▶ _Source data_:
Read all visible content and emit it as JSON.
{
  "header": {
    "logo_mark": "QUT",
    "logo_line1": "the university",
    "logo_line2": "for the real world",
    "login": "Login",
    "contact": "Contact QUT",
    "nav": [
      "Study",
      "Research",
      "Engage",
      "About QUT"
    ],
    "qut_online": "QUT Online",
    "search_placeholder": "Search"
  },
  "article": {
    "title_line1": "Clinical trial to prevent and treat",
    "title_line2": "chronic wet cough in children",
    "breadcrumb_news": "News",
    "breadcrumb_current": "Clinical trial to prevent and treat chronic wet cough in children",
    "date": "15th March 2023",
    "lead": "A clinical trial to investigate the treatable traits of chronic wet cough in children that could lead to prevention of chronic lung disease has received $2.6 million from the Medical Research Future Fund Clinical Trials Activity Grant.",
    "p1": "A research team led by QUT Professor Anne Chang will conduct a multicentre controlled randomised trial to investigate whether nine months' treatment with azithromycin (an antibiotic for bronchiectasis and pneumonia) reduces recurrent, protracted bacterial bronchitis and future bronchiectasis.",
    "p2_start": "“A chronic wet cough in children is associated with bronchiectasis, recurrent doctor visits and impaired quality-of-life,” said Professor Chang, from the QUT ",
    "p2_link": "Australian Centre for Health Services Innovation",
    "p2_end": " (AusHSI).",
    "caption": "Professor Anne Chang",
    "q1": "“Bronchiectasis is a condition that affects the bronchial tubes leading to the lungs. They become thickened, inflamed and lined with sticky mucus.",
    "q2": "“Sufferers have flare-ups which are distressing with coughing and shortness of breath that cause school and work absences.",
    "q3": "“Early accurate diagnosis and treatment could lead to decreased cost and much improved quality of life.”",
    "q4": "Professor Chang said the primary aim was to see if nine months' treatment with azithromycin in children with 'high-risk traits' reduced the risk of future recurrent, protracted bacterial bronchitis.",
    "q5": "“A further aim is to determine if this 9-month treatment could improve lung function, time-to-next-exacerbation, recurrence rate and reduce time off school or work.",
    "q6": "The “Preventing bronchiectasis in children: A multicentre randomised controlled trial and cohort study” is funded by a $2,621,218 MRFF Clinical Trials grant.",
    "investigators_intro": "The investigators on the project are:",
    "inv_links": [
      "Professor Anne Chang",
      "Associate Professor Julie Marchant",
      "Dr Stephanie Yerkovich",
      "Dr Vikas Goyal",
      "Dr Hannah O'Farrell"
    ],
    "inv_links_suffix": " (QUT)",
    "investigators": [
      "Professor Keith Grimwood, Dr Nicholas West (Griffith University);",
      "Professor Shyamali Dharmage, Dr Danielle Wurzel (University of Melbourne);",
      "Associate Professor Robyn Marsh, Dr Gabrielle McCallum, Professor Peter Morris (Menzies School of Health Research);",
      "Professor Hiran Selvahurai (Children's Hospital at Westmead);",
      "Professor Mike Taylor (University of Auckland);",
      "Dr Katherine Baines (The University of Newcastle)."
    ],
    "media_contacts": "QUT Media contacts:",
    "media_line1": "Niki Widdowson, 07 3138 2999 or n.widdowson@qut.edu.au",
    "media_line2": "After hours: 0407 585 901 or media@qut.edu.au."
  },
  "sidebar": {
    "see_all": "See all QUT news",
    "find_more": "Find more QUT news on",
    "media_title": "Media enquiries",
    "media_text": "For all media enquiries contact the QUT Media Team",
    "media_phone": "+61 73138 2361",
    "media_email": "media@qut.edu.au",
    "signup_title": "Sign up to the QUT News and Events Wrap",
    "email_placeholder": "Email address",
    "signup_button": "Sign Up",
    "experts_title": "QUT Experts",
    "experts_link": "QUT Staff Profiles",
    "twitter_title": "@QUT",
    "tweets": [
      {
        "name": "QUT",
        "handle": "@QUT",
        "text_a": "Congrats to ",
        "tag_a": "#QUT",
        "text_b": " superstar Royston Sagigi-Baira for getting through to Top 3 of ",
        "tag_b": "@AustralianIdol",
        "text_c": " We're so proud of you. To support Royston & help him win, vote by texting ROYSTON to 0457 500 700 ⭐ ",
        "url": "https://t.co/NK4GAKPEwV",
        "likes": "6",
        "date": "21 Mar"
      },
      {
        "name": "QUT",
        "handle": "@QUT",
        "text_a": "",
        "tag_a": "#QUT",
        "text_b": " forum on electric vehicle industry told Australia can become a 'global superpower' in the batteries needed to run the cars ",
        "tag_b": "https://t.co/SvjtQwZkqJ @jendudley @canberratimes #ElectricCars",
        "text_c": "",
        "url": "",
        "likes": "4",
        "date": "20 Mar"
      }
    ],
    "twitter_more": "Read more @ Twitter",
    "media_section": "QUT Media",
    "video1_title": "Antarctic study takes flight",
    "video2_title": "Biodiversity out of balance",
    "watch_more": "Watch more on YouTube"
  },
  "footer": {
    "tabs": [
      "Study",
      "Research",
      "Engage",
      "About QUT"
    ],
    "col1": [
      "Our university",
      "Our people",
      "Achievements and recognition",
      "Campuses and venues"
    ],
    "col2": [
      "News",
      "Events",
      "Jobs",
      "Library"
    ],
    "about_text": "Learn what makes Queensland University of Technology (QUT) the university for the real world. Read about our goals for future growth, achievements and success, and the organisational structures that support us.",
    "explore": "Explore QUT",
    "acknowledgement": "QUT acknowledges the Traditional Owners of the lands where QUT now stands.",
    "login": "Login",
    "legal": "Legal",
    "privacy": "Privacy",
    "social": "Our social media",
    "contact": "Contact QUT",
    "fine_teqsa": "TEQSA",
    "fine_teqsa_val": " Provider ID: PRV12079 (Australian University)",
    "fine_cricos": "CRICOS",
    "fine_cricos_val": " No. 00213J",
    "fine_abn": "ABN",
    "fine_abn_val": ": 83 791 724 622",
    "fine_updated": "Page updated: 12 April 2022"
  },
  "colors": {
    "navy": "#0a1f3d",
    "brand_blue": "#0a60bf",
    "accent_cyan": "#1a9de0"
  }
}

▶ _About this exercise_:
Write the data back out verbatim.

▶ _Worked solution_:
Read all visible content and emit it as JSON.
{
  "header": {
    "logo_mark": "QUT",
    "logo_line1": "the university",
    "logo_line2": "for the real world",
    "login": "Login",
    "contact": "Contact QUT",
    "nav": [
      "Study",
      "Research",
      "Engage",
      "About QUT"
    ],
    "qut_online": "QUT Online",
    "search_placeholder": "Search"
  },
  "article": {
    "title_line1": "Clinical trial to prevent and treat",
    "title_line2": "chronic wet cough in children",
    "breadcrumb_news": "News",
    "breadcrumb_current": "Clinical trial to prevent and treat chronic wet cough in children",
    "date": "15th March 2023",
    "lead": "A clinical trial to investigate the treatable traits of chronic wet cough in children that could lead to prevention of chronic lung disease has received $2.6 million from the Medical Research Future Fund Clinical Trials Activity Grant.",
    "p1": "A research team led by QUT Professor Anne Chang will conduct a multicentre controlled randomised trial to investigate whether nine months' treatment with azithromycin (an antibiotic for bronchiectasis and pneumonia) reduces recurrent, protracted bacterial bronchitis and future bronchiectasis.",
    "p2_start": "“A chronic wet cough in children is associated with bronchiectasis, recurrent doctor visits and impaired quality-of-life,” said Professor Chang, from the QUT ",
    "p2_link": "Australian Centre for Health Services Innovation",
    "p2_end": " (AusHSI).",
    "caption": "Professor Anne Chang",
    "q1": "“Bronchiectasis is a condition that affects the bronchial tubes leading to the lungs. They become thickened, inflamed and lined with sticky mucus.",
    "q2": "“Sufferers have flare-ups which are distressing with coughing and shortness of breath that cause school and work absences.",
    "q3": "“Early accurate diagnosis and treatment could lead to decreased cost and much improved quality of life.”",
    "q4": "Professor Chang said the primary aim was to see if nine months' treatment with azithromycin in children with 'high-risk traits' reduced the risk of future recurrent, protracted bacterial bronchitis.",
    "q5": "“A further aim is to determine if this 9-month treatment could improve lung function, time-to-next-exacerbation, recurrence rate and reduce time off school or work.",
    "q6": "The “Preventing bronchiectasis in children: A multicentre randomised controlled trial and cohort study” is funded by a $2,621,218 MRFF Clinical Trials grant.",
    "investigators_intro": "The investigators on the project are:",
    "inv_links": [
      "Professor Anne Chang",
      "Associate Professor Julie Marchant",
      "Dr Stephanie Yerkovich",
      "Dr Vikas Goyal",
      "Dr Hannah O'Farrell"
    ],
    "inv_links_suffix": " (QUT)",
    "investigators": [
      "Professor Keith Grimwood, Dr Nicholas West (Griffith University);",
      "Professor Shyamali Dharmage, Dr Danielle Wurzel (University of Melbourne);",
      "Associate Professor Robyn Marsh, Dr Gabrielle McCallum, Professor Peter Morris (Menzies School of Health Research);",
      "Professor Hiran Selvahurai (Children's Hospital at Westmead);",
      "Professor Mike Taylor (University of Auckland);",
      "Dr Katherine Baines (The University of Newcastle)."
    ],
    "media_contacts": "QUT Media contacts:",
    "media_line1": "Niki Widdowson, 07 3138 2999 or n.widdowson@qut.edu.au",
    "media_line2": "After hours: 0407 585 901 or media@qut.edu.au."
  },
  "sidebar": {
    "see_all": "See all QUT news",
    "find_more": "Find more QUT news on",
    "media_title": "Media enquiries",
    "media_text": "For all media enquiries contact the QUT Media Team",
    "media_phone": "+61 73138 2361",
    "media_email": "media@qut.edu.au",
    "signup_title": "Sign up to the QUT News and Events Wrap",
    "email_placeholder": "Email address",
    "signup_button": "Sign Up",
    "experts_title": "QUT Experts",
    "experts_link": "QUT Staff Profiles",
    "twitter_title": "@QUT",
    "tweets": [
      {
        "name": "QUT",
        "handle": "@QUT",
        "text_a": "Congrats to ",
        "tag_a": "#QUT",
        "text_b": " superstar Royston Sagigi-Baira for getting through to Top 3 of ",
        "tag_b": "@AustralianIdol",
        "text_c": " We're so proud of you. To support Royston & help him win, vote by texting ROYSTON to 0457 500 700 ⭐ ",
        "url": "https://t.co/NK4GAKPEwV",
        "likes": "6",
        "date": "21 Mar"
      },
      {
        "name": "QUT",
        "handle": "@QUT",
        "text_a": "",
        "tag_a": "#QUT",
        "text_b": " forum on electric vehicle industry told Australia can become a 'global superpower' in the batteries needed to run the cars ",
        "tag_b": "https://t.co/SvjtQwZkqJ @jendudley @canberratimes #ElectricCars",
        "text_c": "",
        "url": "",
        "likes": "4",
        "date": "20 Mar"
      }
    ],
    "twitter_more": "Read more @ Twitter",
    "media_section": "QUT Media",
    "video1_title": "Antarctic study takes flight",
    "video2_title": "Biodiversity out of balance",
    "watch_more": "Watch more on YouTube"
  },
  "footer": {
    "tabs": [
      "Study",
      "Research",
      "Engage",
      "About QUT"
    ],
    "col1": [
      "Our university",
      "Our people",
      "Achievements and recognition",
      "Campuses and venues"
    ],
    "col2": [
      "News",
      "Events",
      "Jobs",
      "Library"
    ],
    "about_text": "Learn what makes Queensland University of Technology (QUT) the university for the real world. Read about our goals for future growth, achievements and success, and the organisational structures that support us.",
    "explore": "Explore QUT",
    "acknowledgement": "QUT acknowledges the Traditional Owners of the lands where QUT now stands.",
    "login": "Login",
    "legal": "Legal",
    "privacy": "Privacy",
    "social": "Our social media",
    "contact": "Contact QUT",
    "fine_teqsa": "TEQSA",
    "fine_teqsa_val": " Provider ID: PRV12079 (Australian University)",
    "fine_cricos": "CRICOS",
    "fine_cricos_val": " No. 00213J",
    "fine_abn": "ABN",
    "fine_abn_val": ": 83 791 724 622",
    "fine_updated": "Page updated: 12 April 2022"
  },
  "colors": {
    "navy": "#0a1f3d",
    "brand_blue": "#0a60bf",
    "accent_cyan": "#1a9de0"
  }
}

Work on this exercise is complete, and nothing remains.